(Items from an interface collection)
⟨

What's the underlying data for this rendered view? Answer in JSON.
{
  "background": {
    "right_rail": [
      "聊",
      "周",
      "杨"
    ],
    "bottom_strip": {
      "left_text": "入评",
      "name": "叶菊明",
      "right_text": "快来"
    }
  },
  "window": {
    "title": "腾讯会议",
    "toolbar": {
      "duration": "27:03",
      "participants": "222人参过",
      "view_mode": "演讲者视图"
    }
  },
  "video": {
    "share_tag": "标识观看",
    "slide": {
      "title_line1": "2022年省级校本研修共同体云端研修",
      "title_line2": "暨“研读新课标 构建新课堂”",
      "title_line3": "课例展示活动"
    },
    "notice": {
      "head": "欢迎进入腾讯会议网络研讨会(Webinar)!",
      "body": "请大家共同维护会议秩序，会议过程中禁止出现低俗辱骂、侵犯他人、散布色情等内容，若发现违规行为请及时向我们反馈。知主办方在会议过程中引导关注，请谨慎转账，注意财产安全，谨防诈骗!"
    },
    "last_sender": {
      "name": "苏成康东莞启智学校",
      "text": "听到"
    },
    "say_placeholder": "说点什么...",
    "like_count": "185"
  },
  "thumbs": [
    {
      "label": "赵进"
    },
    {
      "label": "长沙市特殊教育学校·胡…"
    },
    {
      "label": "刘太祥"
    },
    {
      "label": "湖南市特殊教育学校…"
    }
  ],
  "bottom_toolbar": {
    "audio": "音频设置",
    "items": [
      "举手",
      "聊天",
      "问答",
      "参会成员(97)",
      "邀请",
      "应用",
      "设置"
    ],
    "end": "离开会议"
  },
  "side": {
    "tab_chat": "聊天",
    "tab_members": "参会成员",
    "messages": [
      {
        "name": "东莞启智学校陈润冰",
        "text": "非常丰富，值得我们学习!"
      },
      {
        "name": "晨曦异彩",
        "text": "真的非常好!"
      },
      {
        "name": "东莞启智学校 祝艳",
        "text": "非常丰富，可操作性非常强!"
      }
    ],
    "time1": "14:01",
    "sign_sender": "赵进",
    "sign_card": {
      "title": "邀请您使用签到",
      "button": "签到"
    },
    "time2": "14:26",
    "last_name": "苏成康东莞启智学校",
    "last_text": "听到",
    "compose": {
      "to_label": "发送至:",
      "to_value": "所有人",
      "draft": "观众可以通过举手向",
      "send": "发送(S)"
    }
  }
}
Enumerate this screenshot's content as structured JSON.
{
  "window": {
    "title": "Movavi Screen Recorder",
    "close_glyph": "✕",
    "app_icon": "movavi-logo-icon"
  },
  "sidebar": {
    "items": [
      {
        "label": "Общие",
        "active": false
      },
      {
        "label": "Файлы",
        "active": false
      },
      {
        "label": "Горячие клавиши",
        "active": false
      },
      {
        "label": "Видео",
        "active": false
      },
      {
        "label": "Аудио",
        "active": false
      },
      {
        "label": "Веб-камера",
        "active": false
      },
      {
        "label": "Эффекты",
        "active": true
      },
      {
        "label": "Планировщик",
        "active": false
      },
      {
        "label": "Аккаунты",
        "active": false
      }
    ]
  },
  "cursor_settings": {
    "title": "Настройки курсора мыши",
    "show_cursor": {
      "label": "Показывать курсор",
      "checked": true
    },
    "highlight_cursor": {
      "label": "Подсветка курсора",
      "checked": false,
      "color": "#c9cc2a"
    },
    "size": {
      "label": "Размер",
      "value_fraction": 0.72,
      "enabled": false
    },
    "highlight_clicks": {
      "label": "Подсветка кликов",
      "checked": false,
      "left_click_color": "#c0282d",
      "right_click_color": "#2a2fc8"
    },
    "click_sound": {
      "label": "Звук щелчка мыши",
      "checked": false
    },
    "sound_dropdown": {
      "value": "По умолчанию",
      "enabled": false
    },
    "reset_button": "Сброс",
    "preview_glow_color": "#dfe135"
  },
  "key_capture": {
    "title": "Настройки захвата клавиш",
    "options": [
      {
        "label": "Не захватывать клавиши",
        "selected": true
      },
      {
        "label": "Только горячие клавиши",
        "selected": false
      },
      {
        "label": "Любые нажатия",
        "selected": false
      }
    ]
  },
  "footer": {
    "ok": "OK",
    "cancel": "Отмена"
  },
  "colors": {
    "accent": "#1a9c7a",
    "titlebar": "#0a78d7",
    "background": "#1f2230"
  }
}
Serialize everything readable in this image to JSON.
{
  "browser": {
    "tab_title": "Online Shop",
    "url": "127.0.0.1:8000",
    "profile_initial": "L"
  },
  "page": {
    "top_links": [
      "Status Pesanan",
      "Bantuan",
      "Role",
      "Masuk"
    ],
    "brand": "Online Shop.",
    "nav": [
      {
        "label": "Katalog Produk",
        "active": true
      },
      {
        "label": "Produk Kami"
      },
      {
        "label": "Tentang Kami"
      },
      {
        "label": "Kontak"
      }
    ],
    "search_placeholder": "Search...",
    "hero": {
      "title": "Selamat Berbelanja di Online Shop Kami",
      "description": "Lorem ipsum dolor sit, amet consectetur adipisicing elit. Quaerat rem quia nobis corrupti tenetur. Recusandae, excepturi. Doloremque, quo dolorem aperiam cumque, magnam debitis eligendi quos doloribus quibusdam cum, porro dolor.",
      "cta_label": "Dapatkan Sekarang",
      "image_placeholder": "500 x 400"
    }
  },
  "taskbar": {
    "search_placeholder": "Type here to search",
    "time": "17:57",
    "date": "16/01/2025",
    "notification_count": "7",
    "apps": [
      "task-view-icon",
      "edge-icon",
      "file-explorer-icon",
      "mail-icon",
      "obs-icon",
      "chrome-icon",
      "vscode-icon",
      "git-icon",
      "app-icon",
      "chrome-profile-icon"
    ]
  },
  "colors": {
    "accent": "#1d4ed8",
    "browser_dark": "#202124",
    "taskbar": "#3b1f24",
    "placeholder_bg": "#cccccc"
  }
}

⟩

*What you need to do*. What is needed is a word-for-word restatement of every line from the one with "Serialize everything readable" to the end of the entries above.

*Exercise solution*.
Serialize everything readable in this image to JSON.
{
  "browser": {
    "tab_title": "Online Shop",
    "url": "127.0.0.1:8000",
    "profile_initial": "L"
  },
  "page": {
    "top_links": [
      "Status Pesanan",
      "Bantuan",
      "Role",
      "Masuk"
    ],
    "brand": "Online Shop.",
    "nav": [
      {
        "label": "Katalog Produk",
        "active": true
      },
      {
        "label": "Produk Kami"
      },
      {
        "label": "Tentang Kami"
      },
      {
        "label": "Kontak"
      }
    ],
    "search_placeholder": "Search...",
    "hero": {
      "title": "Selamat Berbelanja di Online Shop Kami",
      "description": "Lorem ipsum dolor sit, amet consectetur adipisicing elit. Quaerat rem quia nobis corrupti tenetur. Recusandae, excepturi. Doloremque, quo dolorem aperiam cumque, magnam debitis eligendi quos doloribus quibusdam cum, porro dolor.",
      "cta_label": "Dapatkan Sekarang",
      "image_placeholder": "500 x 400"
    }
  },
  "taskbar": {
    "search_placeholder": "Type here to search",
    "time": "17:57",
    "date": "16/01/2025",
    "notification_count": "7",
    "apps": [
      "task-view-icon",
      "edge-icon",
      "file-explorer-icon",
      "mail-icon",
      "obs-icon",
      "chrome-icon",
      "vscode-icon",
      "git-icon",
      "app-icon",
      "chrome-profile-icon"
    ]
  },
  "colors": {
    "accent": "#1d4ed8",
    "browser_dark": "#202124",
    "taskbar": "#3b1f24",
    "placeholder_bg": "#cccccc"
  }
}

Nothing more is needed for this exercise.